* GOAL OF THE EXERCISE:
Repeat the records below verbatim.

Stored data entries
......
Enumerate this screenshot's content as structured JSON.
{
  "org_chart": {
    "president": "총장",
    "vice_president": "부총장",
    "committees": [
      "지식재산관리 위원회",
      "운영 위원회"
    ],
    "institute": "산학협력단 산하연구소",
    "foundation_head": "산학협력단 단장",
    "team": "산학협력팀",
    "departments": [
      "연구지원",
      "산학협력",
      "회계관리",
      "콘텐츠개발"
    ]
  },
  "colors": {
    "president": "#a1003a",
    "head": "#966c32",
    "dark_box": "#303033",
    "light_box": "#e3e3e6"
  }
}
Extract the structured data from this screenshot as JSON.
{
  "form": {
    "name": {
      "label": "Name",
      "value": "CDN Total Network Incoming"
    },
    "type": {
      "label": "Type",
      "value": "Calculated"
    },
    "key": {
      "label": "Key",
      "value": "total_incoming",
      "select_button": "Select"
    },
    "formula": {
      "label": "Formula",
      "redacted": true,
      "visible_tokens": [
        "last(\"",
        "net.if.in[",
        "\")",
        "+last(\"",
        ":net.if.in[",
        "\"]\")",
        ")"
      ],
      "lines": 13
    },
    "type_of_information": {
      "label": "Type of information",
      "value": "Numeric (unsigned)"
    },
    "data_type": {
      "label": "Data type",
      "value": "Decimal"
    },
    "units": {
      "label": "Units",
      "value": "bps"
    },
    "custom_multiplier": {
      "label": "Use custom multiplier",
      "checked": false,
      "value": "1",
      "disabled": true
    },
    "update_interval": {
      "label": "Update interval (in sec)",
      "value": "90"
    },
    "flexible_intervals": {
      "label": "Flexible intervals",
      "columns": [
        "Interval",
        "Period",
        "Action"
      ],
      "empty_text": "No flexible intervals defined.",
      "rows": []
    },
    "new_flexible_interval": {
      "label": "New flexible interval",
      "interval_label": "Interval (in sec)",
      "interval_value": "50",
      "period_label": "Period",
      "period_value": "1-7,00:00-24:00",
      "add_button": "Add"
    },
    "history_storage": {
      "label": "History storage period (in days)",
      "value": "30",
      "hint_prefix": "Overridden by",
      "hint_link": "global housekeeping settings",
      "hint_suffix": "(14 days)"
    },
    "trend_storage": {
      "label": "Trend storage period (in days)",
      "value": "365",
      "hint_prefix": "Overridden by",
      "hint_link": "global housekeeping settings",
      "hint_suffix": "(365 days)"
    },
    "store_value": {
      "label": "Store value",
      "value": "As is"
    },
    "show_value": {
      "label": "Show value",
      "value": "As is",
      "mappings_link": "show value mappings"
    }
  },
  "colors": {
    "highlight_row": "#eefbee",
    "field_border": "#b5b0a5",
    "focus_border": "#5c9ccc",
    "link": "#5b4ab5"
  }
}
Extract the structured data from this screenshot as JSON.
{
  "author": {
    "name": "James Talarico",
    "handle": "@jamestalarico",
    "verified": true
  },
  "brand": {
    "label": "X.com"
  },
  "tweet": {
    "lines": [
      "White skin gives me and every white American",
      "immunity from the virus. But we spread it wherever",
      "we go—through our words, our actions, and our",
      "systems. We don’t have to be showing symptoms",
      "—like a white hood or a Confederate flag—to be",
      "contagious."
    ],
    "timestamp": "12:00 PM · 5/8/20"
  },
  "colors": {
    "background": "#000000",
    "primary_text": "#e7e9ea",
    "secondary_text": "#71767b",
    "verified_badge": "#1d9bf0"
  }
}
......
* EXERCISE OUTPUT:
Enumerate this screenshot's content as structured JSON.
{
  "org_chart": {
    "president": "총장",
    "vice_president": "부총장",
    "committees": [
      "지식재산관리 위원회",
      "운영 위원회"
    ],
    "institute": "산학협력단 산하연구소",
    "foundation_head": "산학협력단 단장",
    "team": "산학협력팀",
    "departments": [
      "연구지원",
      "산학협력",
      "회계관리",
      "콘텐츠개발"
    ]
  },
  "colors": {
    "president": "#a1003a",
    "head": "#966c32",
    "dark_box": "#303033",
    "light_box": "#e3e3e6"
  }
}
Extract the structured data from this screenshot as JSON.
{
  "form": {
    "name": {
      "label": "Name",
      "value": "CDN Total Network Incoming"
    },
    "type": {
      "label": "Type",
      "value": "Calculated"
    },
    "key": {
      "label": "Key",
      "value": "total_incoming",
      "select_button": "Select"
    },
    "formula": {
      "label": "Formula",
      "redacted": true,
      "visible_tokens": [
        "last(\"",
        "net.if.in[",
        "\")",
        "+last(\"",
        ":net.if.in[",
        "\"]\")",
        ")"
      ],
      "lines": 13
    },
    "type_of_information": {
      "label": "Type of information",
      "value": "Numeric (unsigned)"
    },
    "data_type": {
      "label": "Data type",
      "value": "Decimal"
    },
    "units": {
      "label": "Units",
      "value": "bps"
    },
    "custom_multiplier": {
      "label": "Use custom multiplier",
      "checked": false,
      "value": "1",
      "disabled": true
    },
    "update_interval": {
      "label": "Update interval (in sec)",
      "value": "90"
    },
    "flexible_intervals": {
      "label": "Flexible intervals",
      "columns": [
        "Interval",
        "Period",
        "Action"
      ],
      "empty_text": "No flexible intervals defined.",
      "rows": []
    },
    "new_flexible_interval": {
      "label": "New flexible interval",
      "interval_label": "Interval (in sec)",
      "interval_value": "50",
      "period_label": "Period",
      "period_value": "1-7,00:00-24:00",
      "add_button": "Add"
    },
    "history_storage": {
      "label": "History storage period (in days)",
      "value": "30",
      "hint_prefix": "Overridden by",
      "hint_link": "global housekeeping settings",
      "hint_suffix": "(14 days)"
    },
    "trend_storage": {
      "label": "Trend storage period (in days)",
      "value": "365",
      "hint_prefix": "Overridden by",
      "hint_link": "global housekeeping settings",
      "hint_suffix": "(365 days)"
    },
    "store_value": {
      "label": "Store value",
      "value": "As is"
    },
    "show_value": {
      "label": "Show value",
      "value": "As is",
      "mappings_link": "show value mappings"
    }
  },
  "colors": {
    "highlight_row": "#eefbee",
    "field_border": "#b5b0a5",
    "focus_border": "#5c9ccc",
    "link": "#5b4ab5"
  }
}
Extract the structured data from this screenshot as JSON.
{
  "author": {
    "name": "James Talarico",
    "handle": "@jamestalarico",
    "verified": true
  },
  "brand": {
    "label": "X.com"
  },
  "tweet": {
    "lines": [
      "White skin gives me and every white American",
      "immunity from the virus. But we spread it wherever",
      "we go—through our words, our actions, and our",
      "systems. We don’t have to be showing symptoms",
      "—like a white hood or a Confederate flag—to be",
      "contagious."
    ],
    "timestamp": "12:00 PM · 5/8/20"
  },
  "colors": {
    "background": "#000000",
    "primary_text": "#e7e9ea",
    "secondary_text": "#71767b",
    "verified_badge": "#1d9bf0"
  }
}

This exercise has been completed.